- Watch less TV yourself, model and encourage reading instead.
- Keep the student on task by re-directing them if they head for the TV, phone or computer.
- Create a quiet environment for your student to study without distractions.
- Set a regular homework routine that works for both the student and parents.
- Praise effort/achievements.
- Provide necessary equipment (calculator, paper, pencils, erasers, etc.)
- Work on your own projects, write letters or pay bills to model how you handle your homework.
- Monitor quality and completion of homework.
- Let students make mistakes and don't do the work for them - we learn from our mistakes!
- Build breaks into the homework routine (i.e. 10 minutes every hour)
- Don't have your student work on homework if they are feeling, anxious, angry or rushed. If you are helping, you'll want to start early as well so you're relaxed!
- Help your child find ways to get answers to things that confuse them by using resources; internet, textbook, or phone a friend who does well in the class.

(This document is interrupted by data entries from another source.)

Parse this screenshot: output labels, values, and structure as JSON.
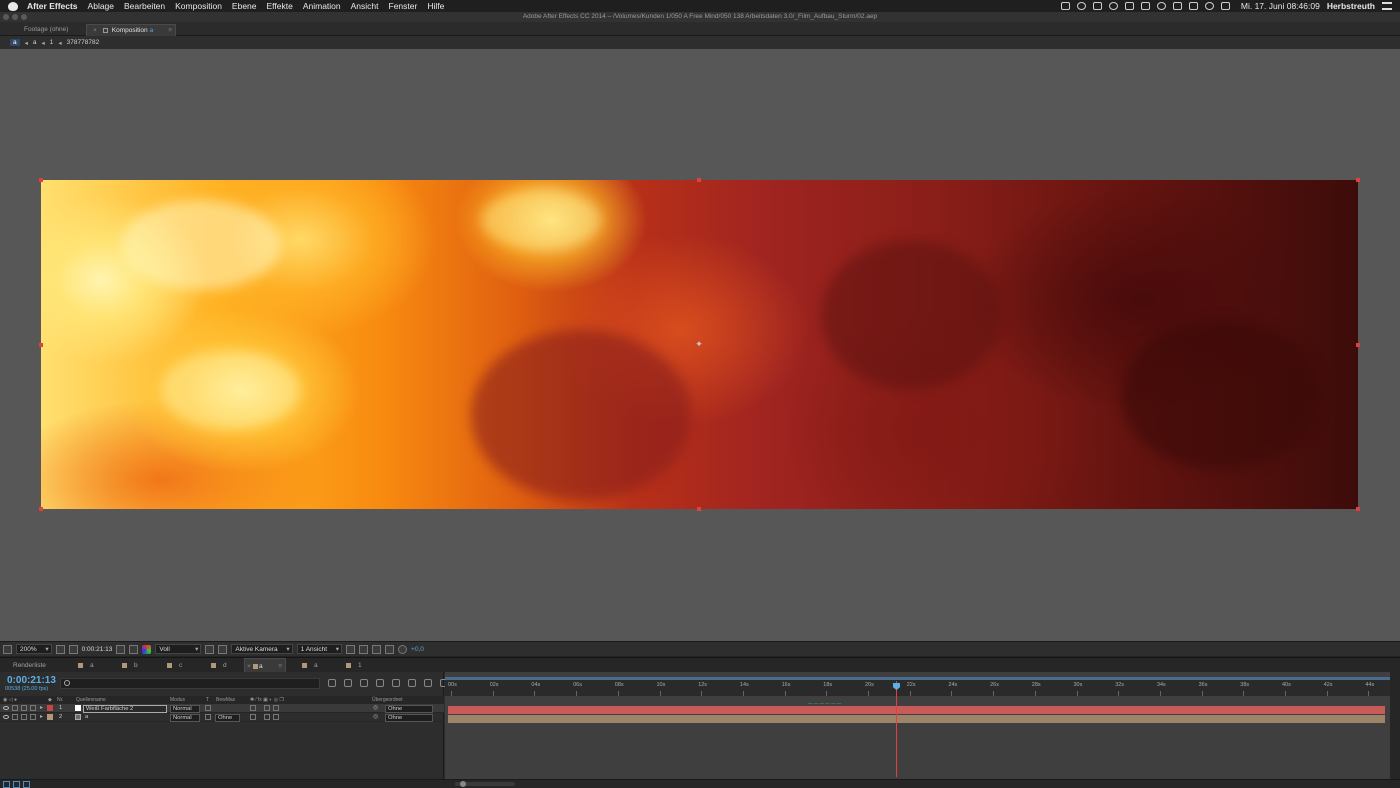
{
  "menubar": {
    "app": "After Effects",
    "items": [
      "Ablage",
      "Bearbeiten",
      "Komposition",
      "Ebene",
      "Effekte",
      "Animation",
      "Ansicht",
      "Fenster",
      "Hilfe"
    ],
    "clock": "Mi. 17. Juni  08:46:09",
    "user": "Herbstreuth"
  },
  "window": {
    "title": "Adobe After Effects CC 2014 – /Volumes/Kunden 1/050 A Free Mind/050 138 Arbeitsdaten 3.0/_Film_Aufbau_Sturm/02.aep"
  },
  "viewer": {
    "tabs": {
      "footage": "Footage (ohne)",
      "composition": "Komposition",
      "comp_current": "a"
    },
    "breadcrumb": {
      "items": [
        "a",
        "a",
        "1"
      ],
      "id": "378778782"
    }
  },
  "viewer_toolbar": {
    "zoom": "200%",
    "timecode": "0:00:21:13",
    "resolution": "Voll",
    "camera": "Aktive Kamera",
    "views": "1 Ansicht",
    "exposure": "+0,0"
  },
  "timeline_tabs": {
    "render": "Renderliste",
    "tabs": [
      "a",
      "b",
      "c",
      "d",
      "a",
      "a",
      "1"
    ],
    "active_index": 4
  },
  "timeline": {
    "timecode": "0:00:21:13",
    "fps": "00538 (25.00 fps)",
    "columns": {
      "nr": "Nr.",
      "source": "Quellenname",
      "mode": "Modus",
      "t": "T",
      "trkmat": "BewMas",
      "parent": "Übergeordnet"
    },
    "layers": [
      {
        "nr": "1",
        "name": "Weiß Farbfläche 2",
        "mode": "Normal",
        "trkmat": "",
        "parent": "Ohne",
        "label_color": "#c84444"
      },
      {
        "nr": "2",
        "name": "a",
        "mode": "Normal",
        "trkmat": "Ohne",
        "parent": "Ohne",
        "label_color": "#b09878"
      }
    ],
    "ruler": [
      "00s",
      "02s",
      "04s",
      "06s",
      "08s",
      "10s",
      "12s",
      "14s",
      "16s",
      "18s",
      "20s",
      "22s",
      "24s",
      "26s",
      "28s",
      "30s",
      "32s",
      "34s",
      "36s",
      "38s",
      "40s",
      "42s",
      "44s"
    ],
    "bar_colors": {
      "layer1": "#c85a5a",
      "layer2": "#9d8468"
    }
  }
}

Bean, R. (1991). How to help your children succeed in school. New York, NY: Price Stern Sloan Publishing.
FINE (Family Involvement Network of Educators). (2004). Harvard Family Research Project website. Graduate School of Education, Harvard University, Cambridge, MA: Harvard University. (http://www.gse.harvard.edu/hfrp/projects/fine/fineresources.html)
Hieligman, D. (1999). The New York Public Library kid’s guide to research. New York: Scholastic.
Paulu, N. (1996). Helping your child with homework. Kidsource OnLine, Inc.. Santa Clara County, CA. (http://www.kidsource.com/kidsource/content/homework.html)
Patchogue-Medford Congress of Teachers, Congress of Teachers Website, (2002). Patchogue, NY. (http://www.pmct.org/helpsucceed/homework.html)
Spolton, S & Spolton, C. (1998). Topmarks Education Website. UK. (http://www.topmarks.co.uk/Parents/Homework/aspx)
Weir, K. (2002). A parent’s guide to school projects, papers, and presentations. Los Angeles, CA: Mars Publishing.
Debra Eckerman Pitton, Ph.D., is an Associate Professor of Middle Level Education at Gustaus Adolphus College in St. Peter , MN and consults with school districts across the country on issues of mentoring and middle school education. email@example.com